Great bald eagle watching opportunities during the winter
I was part of the St. Paul Christmas Bird Count in December. We were assigned the fragrant spot of the Pig’s Eye Wastewater Treatment Plant, which contained tons of ducks and lots of bald eagles. With a scan of our binoculars from one spot we easily counted 26 eagles right next to the downtown area.
There aren’t as many species to see in the Upper Midwest in the winter, but we do get some charismatic ones in good numbers. Lots of people like to use the short daylight hours to search for eagles this time of year. Thanks to recovery efforts and eagle adaptability, it’s easier than ever to find them in winter. Some people prefer to hop in their cars and look for rivers with open water for bald eagles, but others can join one of the many eagle tours or events to see these majestic with like minded-individuals.
There are at least 19 events in the Upper Midwest dedicated to winter eagle viewing between now and the end of March according to Midwest Weekends. Some are bus tours and others are festivals that happen where eagles congregate.
And it’s not just the bald eagle. The National Eagle Center in Wabasha, Minn., offers tours to find wintering golden eagles that hang out around the so-called goat prairies of southeast Minnesota and western Wisconsin.

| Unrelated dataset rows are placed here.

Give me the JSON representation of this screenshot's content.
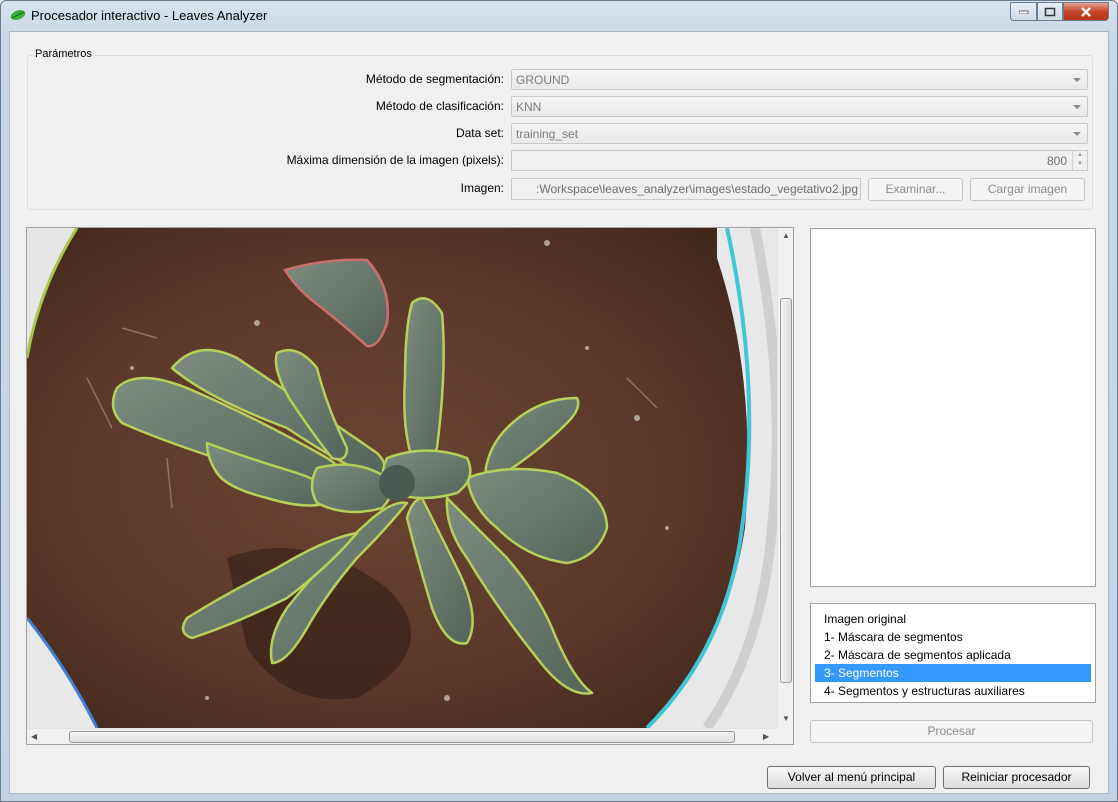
{
  "window": {
    "title": "Procesador interactivo - Leaves Analyzer"
  },
  "params": {
    "group_title": "Parámetros",
    "seg_label": "Método de segmentación:",
    "seg_value": "GROUND",
    "class_label": "Método de clasificación:",
    "class_value": "KNN",
    "dataset_label": "Data set:",
    "dataset_value": "training_set",
    "maxdim_label": "Máxima dimensión de la imagen (pixels):",
    "maxdim_value": "800",
    "image_label": "Imagen:",
    "image_path": ":Workspace\\leaves_analyzer\\images\\estado_vegetativo2.jpg",
    "browse_label": "Examinar...",
    "load_label": "Cargar imagen"
  },
  "views": {
    "items": [
      {
        "label": "Imagen original",
        "selected": false
      },
      {
        "label": "1- Máscara de segmentos",
        "selected": false
      },
      {
        "label": "2- Máscara de segmentos aplicada",
        "selected": false
      },
      {
        "label": "3- Segmentos",
        "selected": true
      },
      {
        "label": "4- Segmentos y estructuras auxiliares",
        "selected": false
      }
    ]
  },
  "actions": {
    "process_label": "Procesar",
    "back_label": "Volver al menú principal",
    "reset_label": "Reiniciar procesador"
  }
}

If you want to find eagles on your own where you live, look for areas of open water, especially those that attract diving ducks like common mergansers and common goldeneye. If there’s fish for ducks, there’s fish and ducks for eagles to eat. The Mississippi River is ideal wherever locks and dams keep the water open like in Dubuque, Iowa or where there’s a confluence like where the St. Croix River meets the Mississippi River on the Wisconsin-Minnesota border.
Until we see some serious spring migrants back in March, consider taking a day trip to look for those majestic freedom gliders.